Photo of storm clouds gathering over Maryport Marina

Storm clouds gathering over Maryport Marina

The highest wind speed recorded in this area on Monday/Tuesday night was a westerly 36mph wind, gusting to 48mph at 4am on Tuesday.

Ravensdale’s TV aerial blew off again and Phil had to get dressed and go out in the wind and rain at around 2am to lash it down.

He fixed it again the following morning and we now know that we need to make some alterations to stop this happening every time we get high winds. Amazingly, the programmes that were scheduled to record that night were still recorded with very little disturbance to the reception.

Photo of Phil fixing the TV aerial after it came loose in the latest storms

Phil fixing the TV aerial after it came loose in the latest storms

Overnight Tuesday into Wednesday was another stormy night as Storm Fionn battered the UK leaving large swathes of the country covered by deep snow.

Maryport was on the edge of the various severe weather warnings for snow, ice and strong winds that the Met Office issued for Storm Fionn and it seems they were right as we certainly seem to have missed the worst of it this time.

Boat jobs

Photo of one of Ravensdale's crushed fenders

One of Ravensdale's crushed fenders

We haven’t really got back into doing any of the long list of jobs that want/need doing on Ravensdale since our Christmas and New Year shutdown.

Bad weather and feeling unwell have meant we’ve just been relaxing on board, waiting for the flu bug to run its course and for the weather to improve.

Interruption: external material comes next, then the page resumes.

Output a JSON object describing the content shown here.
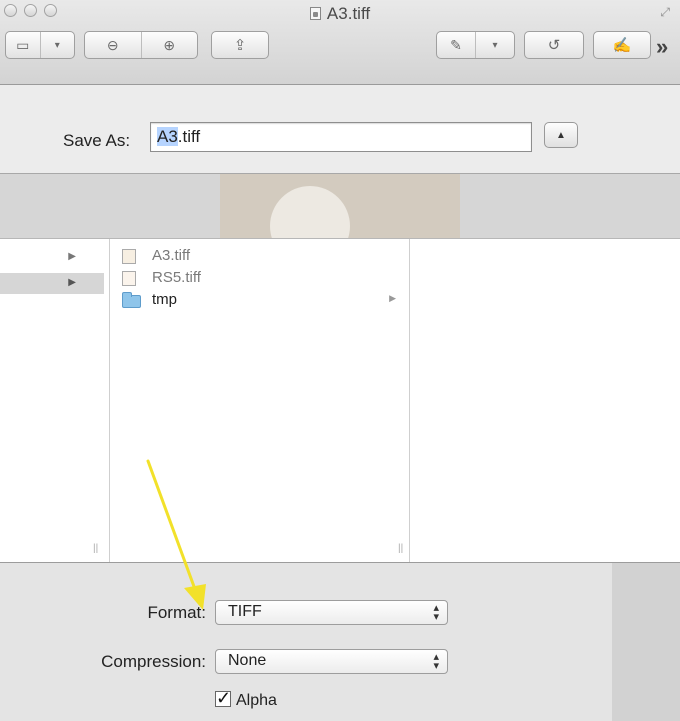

However, Phil changed the valves on a couple of fenders that suffered while being repeatedly squashed between Ravensdale’s hull and the pontoon during Storm Eleanor on January 2 and 3.

There was a bit of a delay as we’d run out of valves so we had to order more and wait for them to arrive.

But the fenders were blown up and back in place ready to take the strain before the worst of the high winds this week.

Meanwhile, the swans that can often be seen around the marina have been visiting our boat looking for food because the person who usually feeds them is away at the moment. We didn't have any proper swan food to offer them, but they seemed to quite like slices of potato.

Photo of the swans swimming towards Ravensdale in search of food

The swans swimming towards Ravensdale in search of food

Photo of Phil feeding chips to one of the swans

Phil feeding potato to one of the swans

No comments:

Post a Comment